* Exercise description:
Can you find the lines of the listing that include "SSUI" and copy every one?

(Beginning of Dataset records)

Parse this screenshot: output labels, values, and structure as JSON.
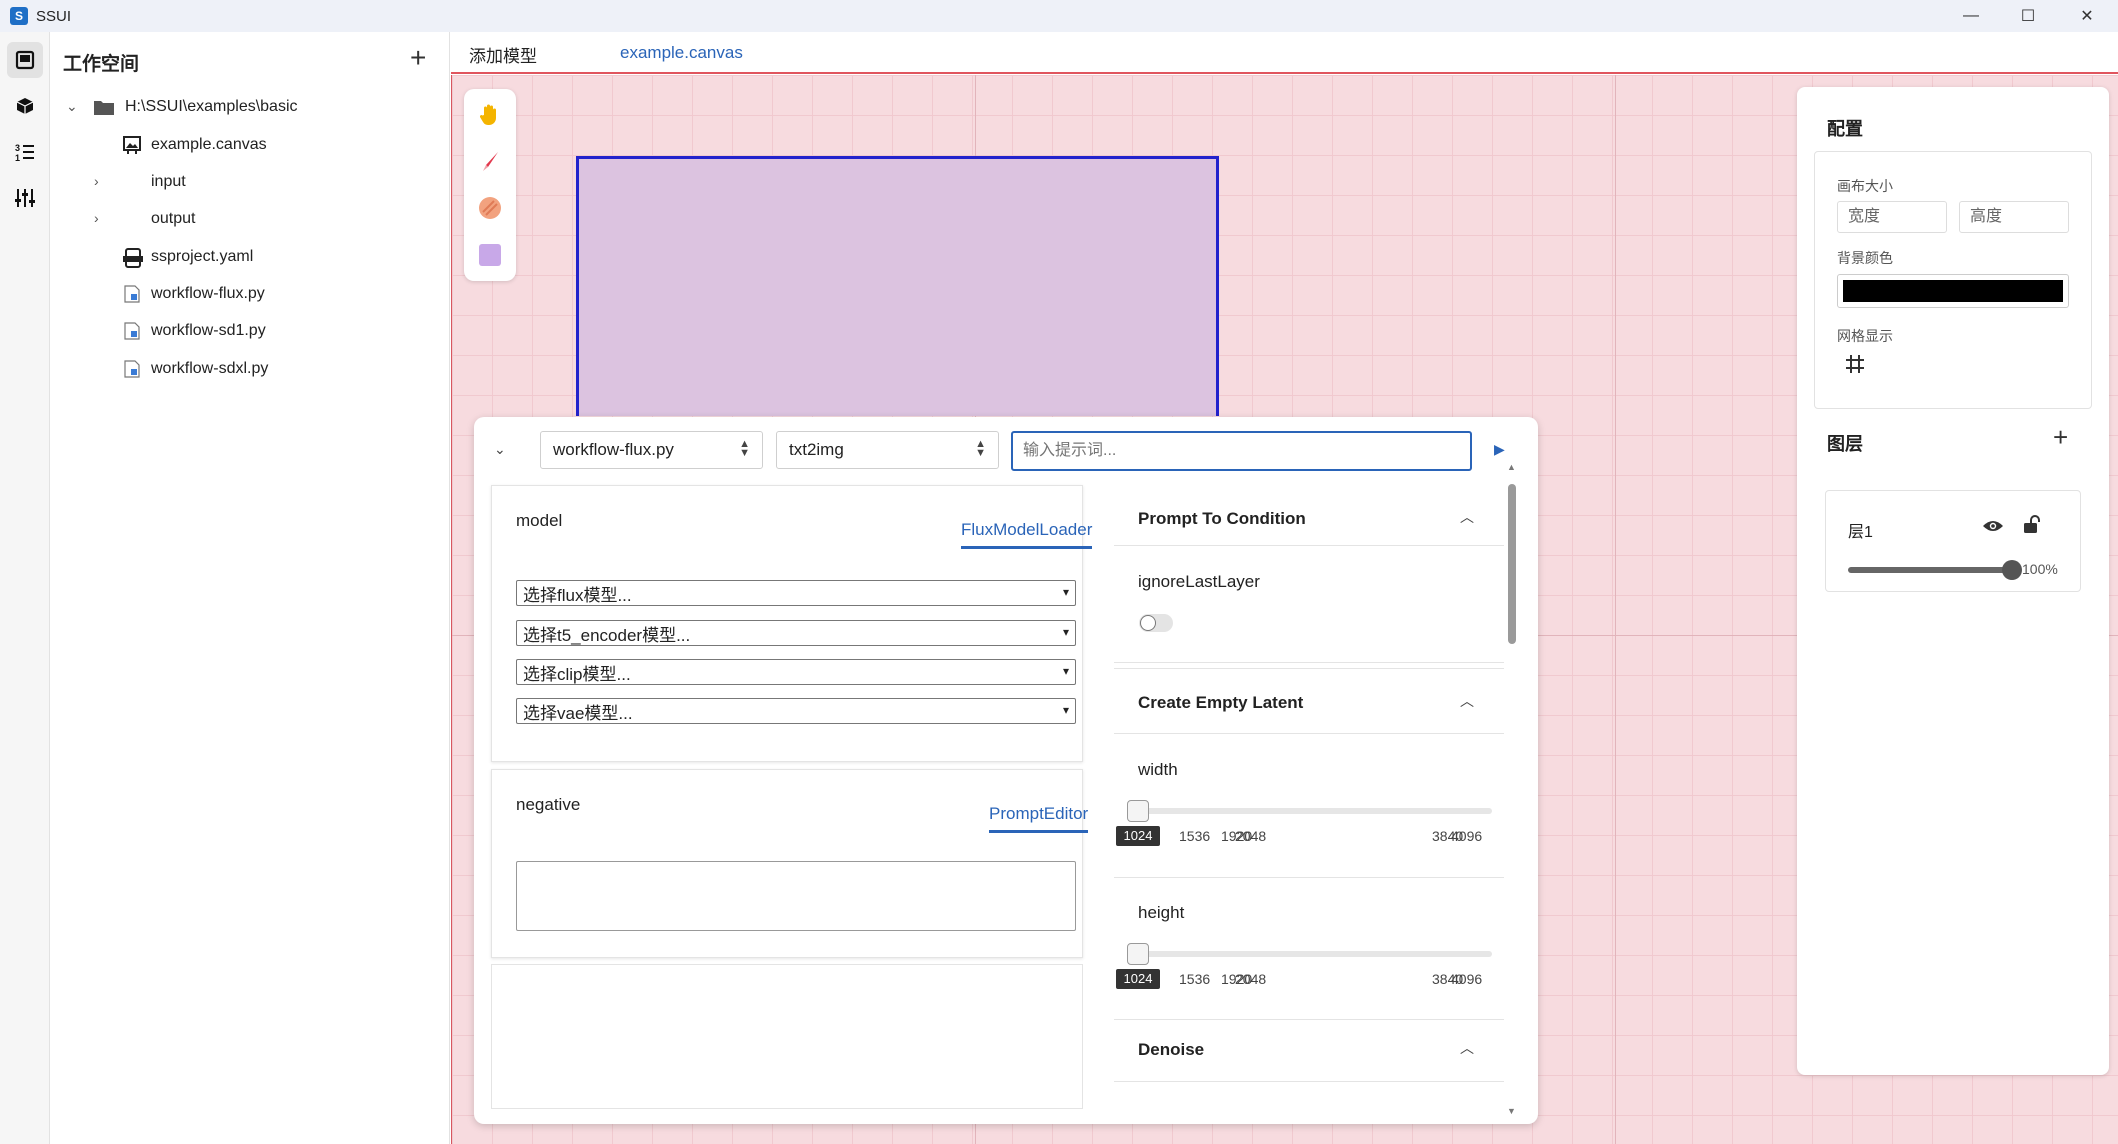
{
  "app": {
    "title": "SSUI",
    "icon_letter": "S"
  },
  "window_controls": {
    "minimize": "—",
    "maximize": "☐",
    "close": "✕"
  },
  "activity_bar": {
    "items": [
      "workspace-icon",
      "model-icon",
      "list-icon",
      "sliders-icon"
    ]
  },
  "sidebar": {
    "title": "工作空间",
    "add": "+",
    "tree": [
      {
        "label": "H:\\SSUI\\examples\\basic",
        "type": "folder",
        "expanded": true
      },
      {
        "label": "example.canvas",
        "type": "canvas-file"
      },
      {
        "label": "input",
        "type": "folder",
        "expanded": false
      },
      {
        "label": "output",
        "type": "folder",
        "expanded": false
      },
      {
        "label": "ssproject.yaml",
        "type": "yaml-file"
      },
      {
        "label": "workflow-flux.py",
        "type": "py-file"
      },
      {
        "label": "workflow-sd1.py",
        "type": "py-file"
      },
      {
        "label": "workflow-sdxl.py",
        "type": "py-file"
      }
    ]
  },
  "editor": {
    "tabs": [
      "添加模型",
      "example.canvas"
    ],
    "toolbox": [
      "hand-icon",
      "brush-icon",
      "eraser-icon",
      "rectangle-icon"
    ]
  },
  "workflow": {
    "script_select": "workflow-flux.py",
    "mode_select": "txt2img",
    "prompt_placeholder": "输入提示词...",
    "model_card": {
      "label": "model",
      "link": "FluxModelLoader",
      "dropdowns": [
        "选择flux模型...",
        "选择t5_encoder模型...",
        "选择clip模型...",
        "选择vae模型..."
      ]
    },
    "negative_card": {
      "label": "negative",
      "link": "PromptEditor"
    },
    "sections": [
      {
        "title": "Prompt To Condition",
        "param": "ignoreLastLayer",
        "toggle": false
      },
      {
        "title": "Create Empty Latent"
      },
      {
        "title": "Denoise"
      }
    ],
    "width": {
      "label": "width",
      "value": "1024",
      "ticks": [
        "1536",
        "1920",
        "2048",
        "3840",
        "4096"
      ]
    },
    "height": {
      "label": "height",
      "value": "1024",
      "ticks": [
        "1536",
        "1920",
        "2048",
        "3840",
        "4096"
      ]
    }
  },
  "config": {
    "title": "配置",
    "canvas_size_label": "画布大小",
    "width_placeholder": "宽度",
    "height_placeholder": "高度",
    "bg_color_label": "背景颜色",
    "bg_color": "#000000",
    "grid_label": "网格显示",
    "layers_title": "图层",
    "layers_add": "+",
    "layer": {
      "name": "层1",
      "opacity": "100%"
    }
  }
}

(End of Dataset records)

* Answer area:
    "title": "SSUI",
        "label": "H:\\SSUI\\examples\\basic",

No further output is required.